>>

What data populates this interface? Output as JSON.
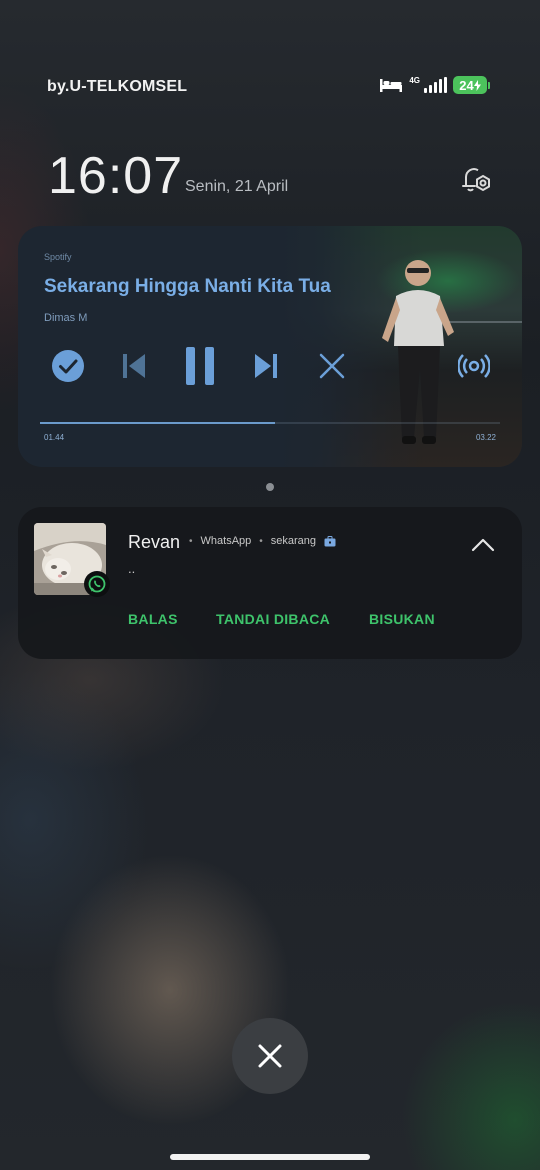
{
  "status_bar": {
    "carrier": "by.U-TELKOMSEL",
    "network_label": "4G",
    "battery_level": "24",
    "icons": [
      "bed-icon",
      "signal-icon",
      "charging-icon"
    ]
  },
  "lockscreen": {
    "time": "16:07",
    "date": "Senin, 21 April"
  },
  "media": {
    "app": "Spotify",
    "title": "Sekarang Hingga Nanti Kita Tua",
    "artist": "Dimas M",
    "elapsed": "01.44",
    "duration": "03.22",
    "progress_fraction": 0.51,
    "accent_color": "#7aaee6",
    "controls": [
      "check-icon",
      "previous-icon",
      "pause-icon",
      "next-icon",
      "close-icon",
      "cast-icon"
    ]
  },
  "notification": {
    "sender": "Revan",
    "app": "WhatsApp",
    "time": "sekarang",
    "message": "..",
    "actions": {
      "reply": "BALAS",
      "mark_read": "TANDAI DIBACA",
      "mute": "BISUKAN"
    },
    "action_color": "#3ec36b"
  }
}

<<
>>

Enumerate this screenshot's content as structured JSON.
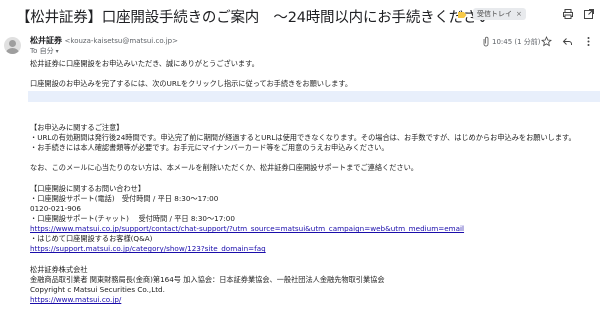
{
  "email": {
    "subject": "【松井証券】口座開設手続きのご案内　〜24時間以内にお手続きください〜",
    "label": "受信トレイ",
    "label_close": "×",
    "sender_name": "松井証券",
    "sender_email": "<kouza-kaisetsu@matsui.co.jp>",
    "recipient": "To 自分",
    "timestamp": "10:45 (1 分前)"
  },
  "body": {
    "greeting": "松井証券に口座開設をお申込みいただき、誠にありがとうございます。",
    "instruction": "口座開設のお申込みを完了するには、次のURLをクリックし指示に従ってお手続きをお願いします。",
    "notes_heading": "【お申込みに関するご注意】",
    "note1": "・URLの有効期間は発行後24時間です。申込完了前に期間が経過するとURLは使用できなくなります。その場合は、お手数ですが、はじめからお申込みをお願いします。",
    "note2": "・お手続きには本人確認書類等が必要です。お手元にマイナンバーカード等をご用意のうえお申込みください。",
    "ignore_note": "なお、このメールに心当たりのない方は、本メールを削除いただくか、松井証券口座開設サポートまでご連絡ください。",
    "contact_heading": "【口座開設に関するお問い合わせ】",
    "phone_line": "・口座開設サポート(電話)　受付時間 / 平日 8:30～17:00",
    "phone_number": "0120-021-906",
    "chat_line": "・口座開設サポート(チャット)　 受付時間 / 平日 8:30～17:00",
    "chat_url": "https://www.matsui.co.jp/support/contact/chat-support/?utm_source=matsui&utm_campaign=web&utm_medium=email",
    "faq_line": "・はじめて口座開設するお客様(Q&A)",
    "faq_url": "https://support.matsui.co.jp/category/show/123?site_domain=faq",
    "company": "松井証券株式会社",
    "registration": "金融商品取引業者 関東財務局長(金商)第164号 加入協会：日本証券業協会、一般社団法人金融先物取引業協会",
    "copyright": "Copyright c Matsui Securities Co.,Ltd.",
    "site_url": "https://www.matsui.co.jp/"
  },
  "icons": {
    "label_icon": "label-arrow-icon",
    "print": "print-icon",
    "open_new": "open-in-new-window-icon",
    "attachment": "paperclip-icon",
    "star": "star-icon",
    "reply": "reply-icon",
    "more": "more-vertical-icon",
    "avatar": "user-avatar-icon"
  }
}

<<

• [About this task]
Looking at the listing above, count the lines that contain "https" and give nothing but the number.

• [Answer]
3